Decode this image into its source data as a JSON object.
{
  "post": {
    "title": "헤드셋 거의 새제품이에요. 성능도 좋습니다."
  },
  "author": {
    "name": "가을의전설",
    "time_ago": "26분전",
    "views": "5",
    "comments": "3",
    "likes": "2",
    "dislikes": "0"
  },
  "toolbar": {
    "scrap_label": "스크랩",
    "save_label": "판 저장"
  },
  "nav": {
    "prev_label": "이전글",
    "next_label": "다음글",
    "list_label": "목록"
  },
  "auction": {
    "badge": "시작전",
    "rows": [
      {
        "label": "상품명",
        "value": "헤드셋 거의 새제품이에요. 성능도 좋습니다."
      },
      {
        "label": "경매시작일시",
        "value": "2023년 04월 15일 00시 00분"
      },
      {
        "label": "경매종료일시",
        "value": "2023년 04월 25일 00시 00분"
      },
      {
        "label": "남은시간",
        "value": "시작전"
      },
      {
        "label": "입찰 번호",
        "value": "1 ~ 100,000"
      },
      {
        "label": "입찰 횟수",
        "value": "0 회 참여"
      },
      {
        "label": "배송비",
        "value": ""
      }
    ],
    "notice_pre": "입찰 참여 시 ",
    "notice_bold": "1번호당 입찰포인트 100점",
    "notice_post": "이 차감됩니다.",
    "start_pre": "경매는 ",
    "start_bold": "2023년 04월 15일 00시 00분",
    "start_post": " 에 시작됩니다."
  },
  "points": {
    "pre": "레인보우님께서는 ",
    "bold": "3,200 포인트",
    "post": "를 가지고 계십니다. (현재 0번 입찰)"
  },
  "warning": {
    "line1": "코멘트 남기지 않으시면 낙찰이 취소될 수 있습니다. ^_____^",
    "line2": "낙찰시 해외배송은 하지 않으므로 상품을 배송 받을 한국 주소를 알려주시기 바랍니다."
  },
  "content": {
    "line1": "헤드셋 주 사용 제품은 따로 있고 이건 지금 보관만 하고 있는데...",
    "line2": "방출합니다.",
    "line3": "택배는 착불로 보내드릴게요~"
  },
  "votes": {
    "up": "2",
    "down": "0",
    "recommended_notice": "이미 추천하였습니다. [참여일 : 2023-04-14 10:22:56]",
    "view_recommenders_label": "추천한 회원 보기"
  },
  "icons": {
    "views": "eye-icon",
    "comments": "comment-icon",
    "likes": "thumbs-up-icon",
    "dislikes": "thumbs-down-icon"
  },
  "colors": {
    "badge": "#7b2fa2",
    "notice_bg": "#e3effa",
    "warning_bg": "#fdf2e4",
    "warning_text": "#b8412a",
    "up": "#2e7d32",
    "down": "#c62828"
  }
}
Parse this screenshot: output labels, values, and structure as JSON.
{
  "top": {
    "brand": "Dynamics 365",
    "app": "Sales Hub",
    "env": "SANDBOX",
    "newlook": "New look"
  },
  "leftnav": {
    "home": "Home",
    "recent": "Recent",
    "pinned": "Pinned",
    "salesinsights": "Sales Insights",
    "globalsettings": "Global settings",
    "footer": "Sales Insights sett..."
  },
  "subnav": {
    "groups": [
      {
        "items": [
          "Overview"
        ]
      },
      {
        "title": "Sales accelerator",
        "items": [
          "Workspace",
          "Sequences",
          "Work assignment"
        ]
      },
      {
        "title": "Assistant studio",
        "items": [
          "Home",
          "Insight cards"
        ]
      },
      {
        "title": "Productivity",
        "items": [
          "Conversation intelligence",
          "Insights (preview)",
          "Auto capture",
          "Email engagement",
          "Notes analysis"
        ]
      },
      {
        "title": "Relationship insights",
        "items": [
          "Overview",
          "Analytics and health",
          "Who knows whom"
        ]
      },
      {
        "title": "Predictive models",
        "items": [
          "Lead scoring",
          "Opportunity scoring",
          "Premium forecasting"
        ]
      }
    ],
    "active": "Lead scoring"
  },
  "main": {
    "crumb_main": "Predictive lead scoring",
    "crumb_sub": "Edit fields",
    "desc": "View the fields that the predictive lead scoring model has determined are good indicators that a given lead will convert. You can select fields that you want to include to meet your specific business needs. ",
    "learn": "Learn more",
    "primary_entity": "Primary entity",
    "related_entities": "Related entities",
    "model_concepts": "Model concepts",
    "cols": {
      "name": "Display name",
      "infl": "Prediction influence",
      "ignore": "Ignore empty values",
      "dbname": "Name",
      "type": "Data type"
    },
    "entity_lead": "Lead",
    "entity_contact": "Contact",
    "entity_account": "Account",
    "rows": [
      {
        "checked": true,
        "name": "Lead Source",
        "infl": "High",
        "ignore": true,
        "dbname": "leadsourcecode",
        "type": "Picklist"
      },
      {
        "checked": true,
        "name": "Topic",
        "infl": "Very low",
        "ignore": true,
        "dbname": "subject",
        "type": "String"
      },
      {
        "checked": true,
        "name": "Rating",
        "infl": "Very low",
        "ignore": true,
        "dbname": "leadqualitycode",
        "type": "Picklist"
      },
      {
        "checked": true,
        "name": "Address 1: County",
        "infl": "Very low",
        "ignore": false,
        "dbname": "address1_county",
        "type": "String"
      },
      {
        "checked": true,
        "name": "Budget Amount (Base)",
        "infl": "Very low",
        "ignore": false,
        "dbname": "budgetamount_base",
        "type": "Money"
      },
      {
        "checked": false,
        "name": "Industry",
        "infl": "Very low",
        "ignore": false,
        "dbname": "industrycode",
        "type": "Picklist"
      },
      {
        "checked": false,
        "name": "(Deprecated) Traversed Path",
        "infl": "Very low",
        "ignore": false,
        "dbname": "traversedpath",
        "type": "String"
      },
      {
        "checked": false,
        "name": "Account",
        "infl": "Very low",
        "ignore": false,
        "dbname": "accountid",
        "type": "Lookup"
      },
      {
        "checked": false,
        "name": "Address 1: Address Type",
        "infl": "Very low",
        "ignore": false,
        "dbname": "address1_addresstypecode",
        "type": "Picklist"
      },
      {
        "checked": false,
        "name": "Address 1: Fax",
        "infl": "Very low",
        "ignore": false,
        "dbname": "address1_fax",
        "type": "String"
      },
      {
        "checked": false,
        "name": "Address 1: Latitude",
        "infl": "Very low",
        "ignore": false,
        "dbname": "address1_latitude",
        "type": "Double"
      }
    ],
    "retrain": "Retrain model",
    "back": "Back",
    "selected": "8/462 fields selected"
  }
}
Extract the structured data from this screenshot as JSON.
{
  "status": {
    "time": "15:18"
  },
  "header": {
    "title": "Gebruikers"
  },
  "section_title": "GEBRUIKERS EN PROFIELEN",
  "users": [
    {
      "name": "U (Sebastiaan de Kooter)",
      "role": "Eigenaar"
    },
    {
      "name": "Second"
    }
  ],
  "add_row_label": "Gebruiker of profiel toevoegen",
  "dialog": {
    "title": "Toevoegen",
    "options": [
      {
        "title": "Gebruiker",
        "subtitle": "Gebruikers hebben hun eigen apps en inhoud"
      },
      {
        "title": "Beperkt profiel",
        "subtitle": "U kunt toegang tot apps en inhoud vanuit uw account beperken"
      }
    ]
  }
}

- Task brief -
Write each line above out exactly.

- Output for this exercise -
Decode this image into its source data as a JSON object.
{
  "post": {
    "title": "헤드셋 거의 새제품이에요. 성능도 좋습니다."
  },
  "author": {
    "name": "가을의전설",
    "time_ago": "26분전",
    "views": "5",
    "comments": "3",
    "likes": "2",
    "dislikes": "0"
  },
  "toolbar": {
    "scrap_label": "스크랩",
    "save_label": "판 저장"
  },
  "nav": {
    "prev_label": "이전글",
    "next_label": "다음글",
    "list_label": "목록"
  },
  "auction": {
    "badge": "시작전",
    "rows": [
      {
        "label": "상품명",
        "value": "헤드셋 거의 새제품이에요. 성능도 좋습니다."
      },
      {
        "label": "경매시작일시",
        "value": "2023년 04월 15일 00시 00분"
      },
      {
        "label": "경매종료일시",
        "value": "2023년 04월 25일 00시 00분"
      },
      {
        "label": "남은시간",
        "value": "시작전"
      },
      {
        "label": "입찰 번호",
        "value": "1 ~ 100,000"
      },
      {
        "label": "입찰 횟수",
        "value": "0 회 참여"
      },
      {
        "label": "배송비",
        "value": ""
      }
    ],
    "notice_pre": "입찰 참여 시 ",
    "notice_bold": "1번호당 입찰포인트 100점",
    "notice_post": "이 차감됩니다.",
    "start_pre": "경매는 ",
    "start_bold": "2023년 04월 15일 00시 00분",
    "start_post": " 에 시작됩니다."
  },
  "points": {
    "pre": "레인보우님께서는 ",
    "bold": "3,200 포인트",
    "post": "를 가지고 계십니다. (현재 0번 입찰)"
  },
  "warning": {
    "line1": "코멘트 남기지 않으시면 낙찰이 취소될 수 있습니다. ^_____^",
    "line2": "낙찰시 해외배송은 하지 않으므로 상품을 배송 받을 한국 주소를 알려주시기 바랍니다."
  },
  "content": {
    "line1": "헤드셋 주 사용 제품은 따로 있고 이건 지금 보관만 하고 있는데...",
    "line2": "방출합니다.",
    "line3": "택배는 착불로 보내드릴게요~"
  },
  "votes": {
    "up": "2",
    "down": "0",
    "recommended_notice": "이미 추천하였습니다. [참여일 : 2023-04-14 10:22:56]",
    "view_recommenders_label": "추천한 회원 보기"
  },
  "icons": {
    "views": "eye-icon",
    "comments": "comment-icon",
    "likes": "thumbs-up-icon",
    "dislikes": "thumbs-down-icon"
  },
  "colors": {
    "badge": "#7b2fa2",
    "notice_bg": "#e3effa",
    "warning_bg": "#fdf2e4",
    "warning_text": "#b8412a",
    "up": "#2e7d32",
    "down": "#c62828"
  }
}
Parse this screenshot: output labels, values, and structure as JSON.
{
  "top": {
    "brand": "Dynamics 365",
    "app": "Sales Hub",
    "env": "SANDBOX",
    "newlook": "New look"
  },
  "leftnav": {
    "home": "Home",
    "recent": "Recent",
    "pinned": "Pinned",
    "salesinsights": "Sales Insights",
    "globalsettings": "Global settings",
    "footer": "Sales Insights sett..."
  },
  "subnav": {
    "groups": [
      {
        "items": [
          "Overview"
        ]
      },
      {
        "title": "Sales accelerator",
        "items": [
          "Workspace",
          "Sequences",
          "Work assignment"
        ]
      },
      {
        "title": "Assistant studio",
        "items": [
          "Home",
          "Insight cards"
        ]
      },
      {
        "title": "Productivity",
        "items": [
          "Conversation intelligence",
          "Insights (preview)",
          "Auto capture",
          "Email engagement",
          "Notes analysis"
        ]
      },
      {
        "title": "Relationship insights",
        "items": [
          "Overview",
          "Analytics and health",
          "Who knows whom"
        ]
      },
      {
        "title": "Predictive models",
        "items": [
          "Lead scoring",
          "Opportunity scoring",
          "Premium forecasting"
        ]
      }
    ],
    "active": "Lead scoring"
  },
  "main": {
    "crumb_main": "Predictive lead scoring",
    "crumb_sub": "Edit fields",
    "desc": "View the fields that the predictive lead scoring model has determined are good indicators that a given lead will convert. You can select fields that you want to include to meet your specific business needs. ",
    "learn": "Learn more",
    "primary_entity": "Primary entity",
    "related_entities": "Related entities",
    "model_concepts": "Model concepts",
    "cols": {
      "name": "Display name",
      "infl": "Prediction influence",
      "ignore": "Ignore empty values",
      "dbname": "Name",
      "type": "Data type"
    },
    "entity_lead": "Lead",
    "entity_contact": "Contact",
    "entity_account": "Account",
    "rows": [
      {
        "checked": true,
        "name": "Lead Source",
        "infl": "High",
        "ignore": true,
        "dbname": "leadsourcecode",
        "type": "Picklist"
      },
      {
        "checked": true,
        "name": "Topic",
        "infl": "Very low",
        "ignore": true,
        "dbname": "subject",
        "type": "String"
      },
      {
        "checked": true,
        "name": "Rating",
        "infl": "Very low",
        "ignore": true,
        "dbname": "leadqualitycode",
        "type": "Picklist"
      },
      {
        "checked": true,
        "name": "Address 1: County",
        "infl": "Very low",
        "ignore": false,
        "dbname": "address1_county",
        "type": "String"
      },
      {
        "checked": true,
        "name": "Budget Amount (Base)",
        "infl": "Very low",
        "ignore": false,
        "dbname": "budgetamount_base",
        "type": "Money"
      },
      {
        "checked": false,
        "name": "Industry",
        "infl": "Very low",
        "ignore": false,
        "dbname": "industrycode",
        "type": "Picklist"
      },
      {
        "checked": false,
        "name": "(Deprecated) Traversed Path",
        "infl": "Very low",
        "ignore": false,
        "dbname": "traversedpath",
        "type": "String"
      },
      {
        "checked": false,
        "name": "Account",
        "infl": "Very low",
        "ignore": false,
        "dbname": "accountid",
        "type": "Lookup"
      },
      {
        "checked": false,
        "name": "Address 1: Address Type",
        "infl": "Very low",
        "ignore": false,
        "dbname": "address1_addresstypecode",
        "type": "Picklist"
      },
      {
        "checked": false,
        "name": "Address 1: Fax",
        "infl": "Very low",
        "ignore": false,
        "dbname": "address1_fax",
        "type": "String"
      },
      {
        "checked": false,
        "name": "Address 1: Latitude",
        "infl": "Very low",
        "ignore": false,
        "dbname": "address1_latitude",
        "type": "Double"
      }
    ],
    "retrain": "Retrain model",
    "back": "Back",
    "selected": "8/462 fields selected"
  }
}
Extract the structured data from this screenshot as JSON.
{
  "status": {
    "time": "15:18"
  },
  "header": {
    "title": "Gebruikers"
  },
  "section_title": "GEBRUIKERS EN PROFIELEN",
  "users": [
    {
      "name": "U (Sebastiaan de Kooter)",
      "role": "Eigenaar"
    },
    {
      "name": "Second"
    }
  ],
  "add_row_label": "Gebruiker of profiel toevoegen",
  "dialog": {
    "title": "Toevoegen",
    "options": [
      {
        "title": "Gebruiker",
        "subtitle": "Gebruikers hebben hun eigen apps en inhoud"
      },
      {
        "title": "Beperkt profiel",
        "subtitle": "U kunt toegang tot apps en inhoud vanuit uw account beperken"
      }
    ]
  }
}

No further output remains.